The wild stock market ride, rising foreclosure rates, and increasing layoffs may give you a queasy feeling in your stomach, but it’s your heart that is really at increased risk during a recession, cardiologists say.
Because of the stress that often comes with a recession, it’s important to take extra care of your heart’s health.
By Susan Ince
The brutal truth: When a woman suffers a heart attack, she is more likely than a man to die, be permanently disabled, or have a second attack within a year. "We could do a lot to give women longer lives and better-quality lives if we could help them recognize heart problems before the first attack," says Jean C. McSweeney, Ph.D., R.N., nurse researcher at the University of Arkansas for Medical Sciences. In an award-winning research project, she interviewed hundreds of heart...
Although a recession does not kill tens of thousands of people in a single catastrophic event, it harms health in the long run. The consequences of dealing with financial uncertainties can be devastating, experts say.
So what can you do to protect your health during the recession? Plenty. And you can do it with just a little extra effort -- and very little money.
1. Look the other way
Limit your exposure to the bad news as much as possible. There’s no benefit, experts say, to monitoring your 401(k) gains or losses on a daily basis. Ditto for your other investments. Listening to each new bit of news of how alleged scammers like Bernie Madoff made off with investors’ money only stresses us more.
We may not think of chemicals when it comes to matters of the heart, but much of the way the heart responds to stress comes down to body chemistry, explains Cam Patterson, MD, chief of the division of cardiology at the University of North Carolina Medical Center in Chapel Hill. And several different chemical molecules can harm us as a result of stress.

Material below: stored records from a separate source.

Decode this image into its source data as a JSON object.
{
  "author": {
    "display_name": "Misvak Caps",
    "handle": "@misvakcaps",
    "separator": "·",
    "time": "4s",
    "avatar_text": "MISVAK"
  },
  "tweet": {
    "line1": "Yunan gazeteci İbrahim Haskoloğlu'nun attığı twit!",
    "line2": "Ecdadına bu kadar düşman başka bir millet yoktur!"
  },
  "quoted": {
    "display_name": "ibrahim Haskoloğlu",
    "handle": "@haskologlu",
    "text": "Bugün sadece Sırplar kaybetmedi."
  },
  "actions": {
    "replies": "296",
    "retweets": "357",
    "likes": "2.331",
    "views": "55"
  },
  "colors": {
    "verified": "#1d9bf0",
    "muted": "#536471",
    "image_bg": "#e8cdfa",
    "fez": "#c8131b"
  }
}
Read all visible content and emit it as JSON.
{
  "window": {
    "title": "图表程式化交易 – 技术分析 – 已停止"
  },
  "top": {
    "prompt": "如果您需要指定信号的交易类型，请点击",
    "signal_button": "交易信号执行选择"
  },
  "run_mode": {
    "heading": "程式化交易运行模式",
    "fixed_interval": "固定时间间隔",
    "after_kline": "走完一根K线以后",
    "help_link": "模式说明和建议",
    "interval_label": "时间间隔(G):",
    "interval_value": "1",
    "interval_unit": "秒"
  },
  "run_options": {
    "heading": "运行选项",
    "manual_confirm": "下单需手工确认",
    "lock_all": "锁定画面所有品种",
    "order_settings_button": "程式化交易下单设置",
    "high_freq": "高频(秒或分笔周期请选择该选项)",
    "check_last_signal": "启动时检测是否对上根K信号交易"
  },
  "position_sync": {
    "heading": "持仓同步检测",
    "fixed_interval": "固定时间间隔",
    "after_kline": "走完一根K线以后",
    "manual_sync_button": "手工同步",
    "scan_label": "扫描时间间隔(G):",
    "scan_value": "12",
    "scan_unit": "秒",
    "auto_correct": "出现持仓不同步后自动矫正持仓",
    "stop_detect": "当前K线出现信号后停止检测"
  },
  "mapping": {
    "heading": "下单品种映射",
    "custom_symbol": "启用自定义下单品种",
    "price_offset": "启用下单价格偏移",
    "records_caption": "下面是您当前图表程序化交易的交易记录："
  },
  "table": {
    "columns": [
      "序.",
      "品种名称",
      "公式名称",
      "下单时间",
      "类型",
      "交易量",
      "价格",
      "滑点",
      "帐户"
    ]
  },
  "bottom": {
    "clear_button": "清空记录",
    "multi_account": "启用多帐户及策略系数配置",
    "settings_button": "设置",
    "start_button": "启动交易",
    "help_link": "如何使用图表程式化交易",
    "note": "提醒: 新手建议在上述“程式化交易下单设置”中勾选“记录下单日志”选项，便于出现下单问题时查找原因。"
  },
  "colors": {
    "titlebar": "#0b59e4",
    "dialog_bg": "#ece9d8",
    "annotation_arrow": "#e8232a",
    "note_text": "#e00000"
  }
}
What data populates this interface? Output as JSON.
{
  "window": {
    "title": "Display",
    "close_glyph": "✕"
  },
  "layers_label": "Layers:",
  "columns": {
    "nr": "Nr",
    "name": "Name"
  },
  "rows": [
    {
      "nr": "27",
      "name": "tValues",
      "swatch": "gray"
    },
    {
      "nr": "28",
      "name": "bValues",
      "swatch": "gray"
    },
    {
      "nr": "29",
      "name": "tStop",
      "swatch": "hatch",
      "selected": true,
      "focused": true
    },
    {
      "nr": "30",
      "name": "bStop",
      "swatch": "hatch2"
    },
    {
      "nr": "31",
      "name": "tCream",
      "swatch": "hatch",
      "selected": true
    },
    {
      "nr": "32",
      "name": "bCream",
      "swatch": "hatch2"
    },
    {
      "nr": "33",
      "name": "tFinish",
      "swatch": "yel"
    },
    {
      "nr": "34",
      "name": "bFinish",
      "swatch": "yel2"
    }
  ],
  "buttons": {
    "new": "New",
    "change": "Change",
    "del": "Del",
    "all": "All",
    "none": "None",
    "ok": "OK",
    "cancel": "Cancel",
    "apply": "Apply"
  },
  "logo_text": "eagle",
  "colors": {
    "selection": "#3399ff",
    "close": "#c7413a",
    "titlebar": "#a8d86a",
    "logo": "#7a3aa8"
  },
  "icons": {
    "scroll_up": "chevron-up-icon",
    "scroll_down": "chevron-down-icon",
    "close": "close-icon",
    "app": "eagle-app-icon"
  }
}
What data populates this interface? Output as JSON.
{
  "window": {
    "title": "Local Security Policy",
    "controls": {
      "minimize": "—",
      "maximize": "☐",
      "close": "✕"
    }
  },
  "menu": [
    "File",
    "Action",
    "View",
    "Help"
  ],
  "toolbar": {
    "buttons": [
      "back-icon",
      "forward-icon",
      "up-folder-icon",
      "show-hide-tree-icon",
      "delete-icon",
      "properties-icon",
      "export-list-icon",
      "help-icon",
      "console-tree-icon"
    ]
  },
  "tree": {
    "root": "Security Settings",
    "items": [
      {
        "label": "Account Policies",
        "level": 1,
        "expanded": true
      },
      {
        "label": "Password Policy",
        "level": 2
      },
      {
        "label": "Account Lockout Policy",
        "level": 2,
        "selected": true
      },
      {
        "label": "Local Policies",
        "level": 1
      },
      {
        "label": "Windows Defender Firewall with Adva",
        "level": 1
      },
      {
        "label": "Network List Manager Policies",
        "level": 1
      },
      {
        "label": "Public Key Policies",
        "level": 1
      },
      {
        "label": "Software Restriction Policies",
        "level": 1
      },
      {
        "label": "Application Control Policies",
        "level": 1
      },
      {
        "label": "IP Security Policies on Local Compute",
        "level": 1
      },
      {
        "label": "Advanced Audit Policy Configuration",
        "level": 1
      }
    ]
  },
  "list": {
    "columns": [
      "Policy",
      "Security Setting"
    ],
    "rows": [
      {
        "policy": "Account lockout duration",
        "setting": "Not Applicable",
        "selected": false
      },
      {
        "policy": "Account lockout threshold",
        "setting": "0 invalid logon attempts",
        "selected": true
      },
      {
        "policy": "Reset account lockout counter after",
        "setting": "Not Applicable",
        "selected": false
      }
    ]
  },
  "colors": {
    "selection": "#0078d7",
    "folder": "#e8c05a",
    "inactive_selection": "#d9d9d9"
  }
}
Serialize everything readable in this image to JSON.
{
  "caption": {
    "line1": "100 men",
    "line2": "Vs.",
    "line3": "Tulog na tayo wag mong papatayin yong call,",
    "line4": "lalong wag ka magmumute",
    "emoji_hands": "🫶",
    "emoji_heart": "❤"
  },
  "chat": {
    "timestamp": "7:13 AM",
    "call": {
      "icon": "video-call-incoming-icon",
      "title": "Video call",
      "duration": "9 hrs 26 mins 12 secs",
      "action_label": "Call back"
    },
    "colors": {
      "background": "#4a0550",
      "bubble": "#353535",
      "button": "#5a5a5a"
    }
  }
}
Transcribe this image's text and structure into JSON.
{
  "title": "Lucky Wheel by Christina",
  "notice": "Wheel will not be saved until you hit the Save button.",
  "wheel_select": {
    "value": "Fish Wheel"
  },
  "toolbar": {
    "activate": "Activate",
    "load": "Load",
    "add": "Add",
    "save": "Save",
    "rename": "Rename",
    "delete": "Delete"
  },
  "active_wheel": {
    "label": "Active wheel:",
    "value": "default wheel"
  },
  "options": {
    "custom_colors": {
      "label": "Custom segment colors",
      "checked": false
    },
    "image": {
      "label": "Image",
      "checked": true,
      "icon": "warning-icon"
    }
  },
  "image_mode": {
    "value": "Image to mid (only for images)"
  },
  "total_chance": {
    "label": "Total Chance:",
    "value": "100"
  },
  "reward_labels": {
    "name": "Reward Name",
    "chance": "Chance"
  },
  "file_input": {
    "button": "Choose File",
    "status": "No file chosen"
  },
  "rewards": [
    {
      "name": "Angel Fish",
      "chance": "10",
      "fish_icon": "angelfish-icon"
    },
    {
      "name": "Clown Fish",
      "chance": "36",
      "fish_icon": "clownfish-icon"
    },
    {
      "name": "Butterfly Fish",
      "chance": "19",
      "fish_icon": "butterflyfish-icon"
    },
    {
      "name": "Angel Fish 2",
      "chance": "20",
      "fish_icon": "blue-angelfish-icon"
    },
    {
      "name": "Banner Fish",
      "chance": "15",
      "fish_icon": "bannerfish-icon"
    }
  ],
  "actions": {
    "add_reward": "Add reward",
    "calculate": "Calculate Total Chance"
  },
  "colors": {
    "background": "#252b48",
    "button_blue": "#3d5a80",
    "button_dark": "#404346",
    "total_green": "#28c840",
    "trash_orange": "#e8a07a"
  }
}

Our bodies react to stress by producing hormones such as cortisol and adrenaline. Especially for those already at risk for heart disease, the results of an outpouring of stress hormones can be deadly -- or at least risky. They can build up over time, with effects that lead to damage of arterial walls and weakening plaque that may already be in a vessel.
“They make the plaques more likely to explode,” Patterson says.